* Exercise details:
Of all the lines in the material, count those containing the string "title" and write only the resulting number.

<<<<

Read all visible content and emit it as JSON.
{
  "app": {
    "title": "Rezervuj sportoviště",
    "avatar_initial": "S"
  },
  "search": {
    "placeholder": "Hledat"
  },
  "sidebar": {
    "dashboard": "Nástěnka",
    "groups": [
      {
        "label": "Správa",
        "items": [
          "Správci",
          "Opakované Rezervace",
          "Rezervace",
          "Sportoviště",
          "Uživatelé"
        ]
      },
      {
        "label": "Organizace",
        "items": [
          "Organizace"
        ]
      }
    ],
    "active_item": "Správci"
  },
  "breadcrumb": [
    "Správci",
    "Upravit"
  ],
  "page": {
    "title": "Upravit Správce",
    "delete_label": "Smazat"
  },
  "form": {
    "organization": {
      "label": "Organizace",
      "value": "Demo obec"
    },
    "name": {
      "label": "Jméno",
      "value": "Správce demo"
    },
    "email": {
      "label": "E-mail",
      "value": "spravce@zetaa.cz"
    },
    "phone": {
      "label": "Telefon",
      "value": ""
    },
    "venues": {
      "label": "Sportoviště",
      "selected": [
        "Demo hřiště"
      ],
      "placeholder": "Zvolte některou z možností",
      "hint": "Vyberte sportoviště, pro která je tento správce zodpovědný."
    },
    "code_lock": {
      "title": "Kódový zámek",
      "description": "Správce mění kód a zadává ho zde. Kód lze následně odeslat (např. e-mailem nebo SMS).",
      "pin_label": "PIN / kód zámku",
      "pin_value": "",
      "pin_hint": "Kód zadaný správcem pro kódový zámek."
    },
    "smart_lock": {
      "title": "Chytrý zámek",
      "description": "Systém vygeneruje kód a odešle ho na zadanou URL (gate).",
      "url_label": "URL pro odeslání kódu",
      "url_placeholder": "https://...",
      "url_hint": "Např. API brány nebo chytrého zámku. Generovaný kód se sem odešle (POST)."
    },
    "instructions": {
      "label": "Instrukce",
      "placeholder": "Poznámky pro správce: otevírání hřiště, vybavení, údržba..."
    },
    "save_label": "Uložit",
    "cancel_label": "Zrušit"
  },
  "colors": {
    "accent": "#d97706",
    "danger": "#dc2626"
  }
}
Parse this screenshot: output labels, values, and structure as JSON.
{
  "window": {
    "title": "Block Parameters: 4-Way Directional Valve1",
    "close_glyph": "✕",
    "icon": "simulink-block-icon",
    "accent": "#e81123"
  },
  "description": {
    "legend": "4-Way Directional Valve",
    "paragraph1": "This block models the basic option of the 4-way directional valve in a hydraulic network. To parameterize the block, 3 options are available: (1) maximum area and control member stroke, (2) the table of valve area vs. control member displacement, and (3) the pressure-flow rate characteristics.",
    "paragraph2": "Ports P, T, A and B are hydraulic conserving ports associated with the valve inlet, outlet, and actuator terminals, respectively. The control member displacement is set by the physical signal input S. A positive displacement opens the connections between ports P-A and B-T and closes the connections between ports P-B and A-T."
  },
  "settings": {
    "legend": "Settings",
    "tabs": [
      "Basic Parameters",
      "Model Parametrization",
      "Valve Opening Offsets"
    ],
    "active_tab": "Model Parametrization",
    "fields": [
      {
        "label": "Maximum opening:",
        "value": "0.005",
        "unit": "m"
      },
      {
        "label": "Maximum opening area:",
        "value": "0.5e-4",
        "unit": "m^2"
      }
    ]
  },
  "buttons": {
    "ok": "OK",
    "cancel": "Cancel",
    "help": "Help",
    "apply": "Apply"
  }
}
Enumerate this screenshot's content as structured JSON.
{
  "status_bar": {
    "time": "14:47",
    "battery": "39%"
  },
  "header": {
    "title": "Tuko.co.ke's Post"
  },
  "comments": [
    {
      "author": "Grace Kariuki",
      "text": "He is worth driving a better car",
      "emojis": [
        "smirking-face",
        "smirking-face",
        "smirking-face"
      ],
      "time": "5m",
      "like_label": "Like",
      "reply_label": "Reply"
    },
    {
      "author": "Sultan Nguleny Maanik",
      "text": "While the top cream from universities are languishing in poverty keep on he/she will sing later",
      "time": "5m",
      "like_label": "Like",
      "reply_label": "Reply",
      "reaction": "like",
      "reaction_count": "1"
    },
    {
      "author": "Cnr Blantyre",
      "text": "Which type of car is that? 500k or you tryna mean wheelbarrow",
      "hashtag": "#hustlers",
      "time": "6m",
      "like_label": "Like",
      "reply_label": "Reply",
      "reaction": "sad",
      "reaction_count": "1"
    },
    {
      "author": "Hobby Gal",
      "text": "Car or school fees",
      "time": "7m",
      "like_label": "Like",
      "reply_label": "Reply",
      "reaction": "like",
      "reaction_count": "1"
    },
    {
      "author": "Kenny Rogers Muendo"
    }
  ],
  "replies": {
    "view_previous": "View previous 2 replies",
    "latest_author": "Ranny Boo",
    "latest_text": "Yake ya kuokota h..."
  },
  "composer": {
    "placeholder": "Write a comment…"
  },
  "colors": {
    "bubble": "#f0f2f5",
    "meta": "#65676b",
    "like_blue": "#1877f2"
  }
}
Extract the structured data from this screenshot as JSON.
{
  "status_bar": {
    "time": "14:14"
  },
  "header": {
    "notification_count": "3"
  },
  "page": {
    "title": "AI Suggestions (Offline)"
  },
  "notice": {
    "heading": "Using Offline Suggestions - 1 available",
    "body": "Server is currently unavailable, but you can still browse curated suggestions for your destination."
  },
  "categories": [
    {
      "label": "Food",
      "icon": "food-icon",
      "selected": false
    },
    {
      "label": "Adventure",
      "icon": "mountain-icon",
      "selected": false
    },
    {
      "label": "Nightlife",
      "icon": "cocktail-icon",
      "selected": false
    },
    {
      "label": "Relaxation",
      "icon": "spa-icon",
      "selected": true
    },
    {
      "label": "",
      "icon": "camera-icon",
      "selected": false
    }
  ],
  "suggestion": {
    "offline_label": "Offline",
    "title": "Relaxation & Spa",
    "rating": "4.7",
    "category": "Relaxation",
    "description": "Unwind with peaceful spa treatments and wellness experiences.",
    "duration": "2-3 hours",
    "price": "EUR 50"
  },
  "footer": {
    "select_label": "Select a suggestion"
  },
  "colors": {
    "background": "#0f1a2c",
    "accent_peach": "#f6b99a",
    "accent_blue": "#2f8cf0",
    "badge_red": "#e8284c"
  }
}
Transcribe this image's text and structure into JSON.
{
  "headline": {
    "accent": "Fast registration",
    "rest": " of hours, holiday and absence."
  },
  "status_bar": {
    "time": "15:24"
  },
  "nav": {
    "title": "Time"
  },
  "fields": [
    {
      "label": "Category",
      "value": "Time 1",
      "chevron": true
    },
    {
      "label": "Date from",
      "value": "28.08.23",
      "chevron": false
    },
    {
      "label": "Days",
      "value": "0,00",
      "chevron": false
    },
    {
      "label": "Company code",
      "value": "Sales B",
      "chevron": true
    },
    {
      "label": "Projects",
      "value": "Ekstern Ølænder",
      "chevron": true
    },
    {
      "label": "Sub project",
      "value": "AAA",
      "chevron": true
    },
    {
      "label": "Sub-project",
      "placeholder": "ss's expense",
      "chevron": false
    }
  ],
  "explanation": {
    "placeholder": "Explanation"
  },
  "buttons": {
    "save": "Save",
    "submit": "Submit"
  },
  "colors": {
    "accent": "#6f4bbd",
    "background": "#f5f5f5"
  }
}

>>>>

* Solution to this problem:
9